England’s loss was Chelsea’s gain – Chelsea mounted a title challenge during the 1985-86 season, Dixon suffered torn stomach muscles in an FA Cup match against Liverpool, the striker’s injury coincided with a slump in league form with the Blues ultimately finishing sixth.
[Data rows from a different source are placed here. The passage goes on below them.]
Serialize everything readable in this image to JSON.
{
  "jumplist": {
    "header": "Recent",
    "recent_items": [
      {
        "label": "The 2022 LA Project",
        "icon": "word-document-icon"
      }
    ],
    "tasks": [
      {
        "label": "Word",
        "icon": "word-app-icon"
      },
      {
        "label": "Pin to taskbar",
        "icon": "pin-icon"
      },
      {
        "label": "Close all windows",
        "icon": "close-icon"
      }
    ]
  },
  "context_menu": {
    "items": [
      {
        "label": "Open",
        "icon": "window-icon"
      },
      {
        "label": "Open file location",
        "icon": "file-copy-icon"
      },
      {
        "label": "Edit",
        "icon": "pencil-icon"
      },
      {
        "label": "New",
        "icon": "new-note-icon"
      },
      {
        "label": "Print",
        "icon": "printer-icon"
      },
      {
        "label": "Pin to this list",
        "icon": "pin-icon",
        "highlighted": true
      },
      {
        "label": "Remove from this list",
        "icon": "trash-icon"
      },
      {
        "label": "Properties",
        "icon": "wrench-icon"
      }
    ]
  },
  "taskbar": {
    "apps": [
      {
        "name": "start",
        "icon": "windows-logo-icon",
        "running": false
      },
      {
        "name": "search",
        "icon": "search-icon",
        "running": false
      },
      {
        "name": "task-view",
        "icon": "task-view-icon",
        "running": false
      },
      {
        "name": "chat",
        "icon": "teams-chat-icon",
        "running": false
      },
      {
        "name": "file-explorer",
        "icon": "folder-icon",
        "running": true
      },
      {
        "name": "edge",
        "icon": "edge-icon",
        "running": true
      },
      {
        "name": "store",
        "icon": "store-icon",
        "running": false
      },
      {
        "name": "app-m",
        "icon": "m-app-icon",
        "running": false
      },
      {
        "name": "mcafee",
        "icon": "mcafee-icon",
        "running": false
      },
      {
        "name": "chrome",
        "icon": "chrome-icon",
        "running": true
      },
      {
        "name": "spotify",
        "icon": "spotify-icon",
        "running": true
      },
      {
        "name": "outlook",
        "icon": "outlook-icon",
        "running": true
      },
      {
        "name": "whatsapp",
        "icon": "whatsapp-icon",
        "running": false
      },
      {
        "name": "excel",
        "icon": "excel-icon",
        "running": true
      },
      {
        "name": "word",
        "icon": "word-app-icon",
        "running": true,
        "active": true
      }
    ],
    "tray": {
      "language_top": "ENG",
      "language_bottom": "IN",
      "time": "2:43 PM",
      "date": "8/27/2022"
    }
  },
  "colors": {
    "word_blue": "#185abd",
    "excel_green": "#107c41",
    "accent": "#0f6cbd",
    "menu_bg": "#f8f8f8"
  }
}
The injury robbed Dixon of much of his pace, it was said in some quarters that he was never quite the same player again.

Manchester United and Arsenal – whom Dixon was close to joining – were frequently linked with bids for the Chelsea striker, who, despite dressing room unrest, wanted to remain at Stamford Bridge and after seeking talks with manager John Hollins – he remained at the club; to the joy and relief of the Chelsea supporters

Chelsea struggled in the ensuing two seasons, and the club were ultimately relegated to the Second Division in 1988 after defeat in a two legged play off with Middlesbrough, this relegation, however, seemed to somewhat rejuvenate Dixon, who alongside Gordon Durie and Kevin Wilson formed a formidable trio with Dixon scoring 25 goals as Chelsea stormed to the title and an instant return to the top flight; this title and the one he won in his debut season were the only honours Kerry Dixon won with the club – well if you count the Zenith Data Systems as a trophy!

The season back in the First Division saw Dixon score a further 26 goals which included a final day of the season hat-trick against Millwall to help Chelsea finish fifth – their highest league finish since 1970, Dixon remained at Stamford Bridge for a further two seasons, although Chelsea finished in mid table in 1991 and 1992.

Kerry Dixon left for Southampton in the summer of 1992 – he departed Stamford Bridge having scored 193 goals in 335 appearances for the club – he is behind Frank Lampard and Bobby Tambling as Chelsea’s third highest all time goal scorer.

After spells at Luton Town – a spell which included an emotional FA Cup semi final at Wembley against Chelsea; Chelsea went on to win 2-0, Millwall, Watford, Doncaster Rovers and Non-League Basildon United, Dixon hung up his boots and briefly went into management.

For a generation of supporters, supporters who remember the days of upheaval, uncertainty and frequent failure on the pitch, there was one man, one player who offered a shining light in some dark days.

There is only one Kerry Dixon.